Friday, May 6, 2016
Five wonderful historical mothers
With Mother's Day upon us, I'm thinking about the impact we have on our children, lingering in the form of fond memories. I'm afraid that if my kids were asked, they'd remember an incident which happened many years ago when they were small. At the end of a long day when everything seemed to have gone wrong, I pulled some taco shells from the oven where they were supposed to be getting warm and crisp, only to find them burned and have them slip onto the floor and smash. It was the last straw. So I did my block and started kicking the fragments of the shells against the wall and stamping the rest into splinters, hoping the destruction would ease my temper. Suddenly my two eldest kids were there, laughing until they were practically doubled over and clutching their sides. Even now, they'll ask each other, 'Do you remember Mum's taco stomp?' or tell their youngest brother, 'You should have seen it!' It's not a very dignified memory, but they love retelling it.
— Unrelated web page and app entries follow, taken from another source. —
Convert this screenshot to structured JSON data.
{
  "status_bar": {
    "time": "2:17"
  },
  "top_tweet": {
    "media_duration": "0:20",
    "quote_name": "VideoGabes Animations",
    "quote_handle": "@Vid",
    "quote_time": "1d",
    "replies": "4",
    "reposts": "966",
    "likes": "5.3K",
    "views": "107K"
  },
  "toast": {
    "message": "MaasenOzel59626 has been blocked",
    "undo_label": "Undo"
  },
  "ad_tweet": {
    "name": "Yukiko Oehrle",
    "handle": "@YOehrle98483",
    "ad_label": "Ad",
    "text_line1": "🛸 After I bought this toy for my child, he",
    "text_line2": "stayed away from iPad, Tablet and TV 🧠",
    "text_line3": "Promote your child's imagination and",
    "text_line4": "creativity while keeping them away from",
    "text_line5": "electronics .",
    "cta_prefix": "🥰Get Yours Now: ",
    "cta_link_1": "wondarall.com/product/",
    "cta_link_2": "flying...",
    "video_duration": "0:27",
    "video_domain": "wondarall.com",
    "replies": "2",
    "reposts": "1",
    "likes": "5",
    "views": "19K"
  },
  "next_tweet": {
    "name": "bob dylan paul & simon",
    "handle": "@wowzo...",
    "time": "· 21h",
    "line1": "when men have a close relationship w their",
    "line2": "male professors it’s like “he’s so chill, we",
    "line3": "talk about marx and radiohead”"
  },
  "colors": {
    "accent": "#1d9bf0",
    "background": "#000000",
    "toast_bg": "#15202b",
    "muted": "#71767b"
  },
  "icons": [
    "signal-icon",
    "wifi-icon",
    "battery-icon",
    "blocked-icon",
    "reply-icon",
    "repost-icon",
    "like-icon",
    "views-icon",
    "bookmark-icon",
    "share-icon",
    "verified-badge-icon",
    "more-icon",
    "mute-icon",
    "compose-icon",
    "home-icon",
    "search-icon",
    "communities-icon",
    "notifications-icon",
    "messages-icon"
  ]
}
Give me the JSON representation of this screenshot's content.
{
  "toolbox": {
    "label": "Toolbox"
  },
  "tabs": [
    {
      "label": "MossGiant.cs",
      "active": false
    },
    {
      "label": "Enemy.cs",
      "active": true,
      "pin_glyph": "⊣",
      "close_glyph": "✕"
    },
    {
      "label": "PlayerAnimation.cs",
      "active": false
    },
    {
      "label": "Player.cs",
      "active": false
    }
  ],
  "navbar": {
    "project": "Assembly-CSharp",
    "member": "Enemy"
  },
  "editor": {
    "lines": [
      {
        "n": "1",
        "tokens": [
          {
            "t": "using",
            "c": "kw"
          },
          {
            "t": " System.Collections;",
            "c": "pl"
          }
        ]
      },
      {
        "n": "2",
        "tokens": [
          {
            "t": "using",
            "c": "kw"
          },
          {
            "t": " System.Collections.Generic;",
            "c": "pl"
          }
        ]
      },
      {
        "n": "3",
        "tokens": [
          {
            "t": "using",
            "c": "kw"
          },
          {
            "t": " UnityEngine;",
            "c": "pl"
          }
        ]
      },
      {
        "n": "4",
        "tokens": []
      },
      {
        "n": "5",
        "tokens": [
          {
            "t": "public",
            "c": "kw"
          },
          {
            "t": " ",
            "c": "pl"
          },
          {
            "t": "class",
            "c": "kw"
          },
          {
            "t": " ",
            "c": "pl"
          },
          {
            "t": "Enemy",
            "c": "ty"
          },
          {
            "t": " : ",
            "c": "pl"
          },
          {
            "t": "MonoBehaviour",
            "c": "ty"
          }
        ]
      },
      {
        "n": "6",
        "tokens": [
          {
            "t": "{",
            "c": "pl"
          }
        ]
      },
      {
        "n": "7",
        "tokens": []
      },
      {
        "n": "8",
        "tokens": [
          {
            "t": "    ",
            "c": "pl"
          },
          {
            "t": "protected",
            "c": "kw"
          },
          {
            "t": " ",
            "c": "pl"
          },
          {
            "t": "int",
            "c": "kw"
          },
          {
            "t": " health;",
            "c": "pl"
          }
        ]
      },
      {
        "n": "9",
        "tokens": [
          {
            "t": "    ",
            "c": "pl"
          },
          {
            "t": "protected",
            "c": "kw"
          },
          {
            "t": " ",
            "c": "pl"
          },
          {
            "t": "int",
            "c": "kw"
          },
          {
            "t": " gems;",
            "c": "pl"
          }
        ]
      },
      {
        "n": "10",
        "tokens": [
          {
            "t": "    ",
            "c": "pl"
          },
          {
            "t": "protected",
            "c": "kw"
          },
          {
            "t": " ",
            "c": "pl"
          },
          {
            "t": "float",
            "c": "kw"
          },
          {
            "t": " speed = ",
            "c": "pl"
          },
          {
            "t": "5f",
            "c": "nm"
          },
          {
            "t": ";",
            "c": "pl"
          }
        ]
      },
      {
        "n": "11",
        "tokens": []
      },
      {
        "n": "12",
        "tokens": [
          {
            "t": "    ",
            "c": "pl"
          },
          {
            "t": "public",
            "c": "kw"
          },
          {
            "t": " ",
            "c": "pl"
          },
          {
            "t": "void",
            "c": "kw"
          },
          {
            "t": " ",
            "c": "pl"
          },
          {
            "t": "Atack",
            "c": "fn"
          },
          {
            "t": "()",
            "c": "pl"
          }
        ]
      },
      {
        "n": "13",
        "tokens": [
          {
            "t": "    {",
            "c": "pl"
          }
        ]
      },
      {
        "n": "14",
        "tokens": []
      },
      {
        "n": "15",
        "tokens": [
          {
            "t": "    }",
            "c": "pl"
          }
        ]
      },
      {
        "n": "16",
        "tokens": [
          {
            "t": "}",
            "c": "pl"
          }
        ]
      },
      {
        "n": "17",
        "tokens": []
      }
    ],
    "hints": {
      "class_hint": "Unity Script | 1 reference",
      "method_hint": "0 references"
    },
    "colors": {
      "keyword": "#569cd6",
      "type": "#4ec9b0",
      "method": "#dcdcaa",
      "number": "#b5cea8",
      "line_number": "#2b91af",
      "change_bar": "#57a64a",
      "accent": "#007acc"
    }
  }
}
Some other ladies have more illustrious things to be remembered for. This Mother's Day, instead of honouring fictional mothers, I'll share some tales I've heard about real life mothers from history.
1) Saint Monica
She was Saint Augustine's mother, and also a saint in her own right. I once owned a little old book of saints which told her story. For years, her son was a party-goer who loved getting wasted and never spared a thought for either the people he might be hurting, or his own eternal destiny. Monica never gave up praying for Augustine, even when such a lot of time passed that other mothers might have given up. It seems praying for her son was one of her main claims to fame.
2) Susannah Wesley
Many of us have probably heard tales about this remarkable lady who bore almost 20 children and raised them in a tiny house with an absentee husband (although he must have been around for long enough to father 19 children). The story goes that whenever the children saw her sitting at the kitchen table with her apron raised over her head, they knew not to bother her. It was her quiet time in which she reflected and prayed. Usually I've heard this anecdote told to convince us that it's never strictly true that we can't get a moment to ourselves. Just spare a thought for Susannah and plug on.
Wikipedia tells us that even though she never wrote a book, preached a sermon or founded a church, she's still known as the mother of Methodism. This is because two of her sons, John and Charles, became famous. One was a great evangelist and the other a renowned hymn writer. We all like to think our good influence rubs off on our kids.
3) Nancy Matthews Elliot
She was Thomas Edison's mother. You might have seen this gem floating around on Facebook. The story goes that young Thomas brought a sealed note home from his teacher. When his mother read it, she teared up and told him they'd decided he was such a genius, they'd run out of resources to teach him. She homeschooled him instead, and years after her death, the famous inventor found the note among her old papers. It really said that he was so addled in the head, they refused to let him attend school anymore.
Other sources claim that the truth was tampered with. In reality, Tom was well aware of their low opinion of him. His mother was a champion on his behalf, making a crusade into school to claim rightfully that he was not a dunce. Rather than being expelled, she pulled him out of school, since she saw that he'd never thrive among their limited and judgmental attitudes. In my opinion, this makes her just as much of a hero as the first tale.
Edison claimed that his mother was the making of him, and her steady confidence in him made him always want to live up to it. What a terrific tribute from a son.
4) Henrietta Seuss Geisel
I read somewhere that this lovely lady used to hold down a part time job at a bakery when her children were small. Because she was expected to memorise all the specialty pies to rattle off to customers, she used to practise in front of young Theodor, making up wacky tunes that made him laugh. She also encouraged his juvenile artistic efforts, giving him permission to practice drawing animals on his plaster bedroom walls. Of course, young Ted grew up to be the beloved Dr Seuss. If my kids would remember me for this sort of quirky help and encouragement, I'd be more than happy. Especially if my own weirdness helped them to tap into their own specific skills.
Her story is told in the Biblical book of 1Samuel. Struggling with infertility and being taunted by her husband's other wife, she promised God that if ever she bore a son by some miracle, she'd make sure he grew up to be a godly man, and what's more, she'd dedicate him for temple service as a babe. That's exactly what happened, and each year when she made the pilgrimage to the temple with her family, she'd bring Samuel a handmade robe, a size larger each visit. And her son grew to be one of the illustrious Old Testament prophets, instrumental in crowning Israel's first two kings.
I wish all fellow mothers, potential mothers, mentors, and any lady who has ever cared deeply for children, a very happy Mother's Day on Sunday. It's not always an easy role, and our purpose may seem to be the butt of jokes as often as it is offering wisdom. I'd like a dollar for every time I've heard something like, 'Hey Logan, guess what Mum just said. She's so out of touch.' But it's all part of the job description, and proves that we need a sense of humour.
As always, I'm interested to throw the comments open. If you can think of any other historical mothers (or hysterical in my case) who deserve recognition, please let us know.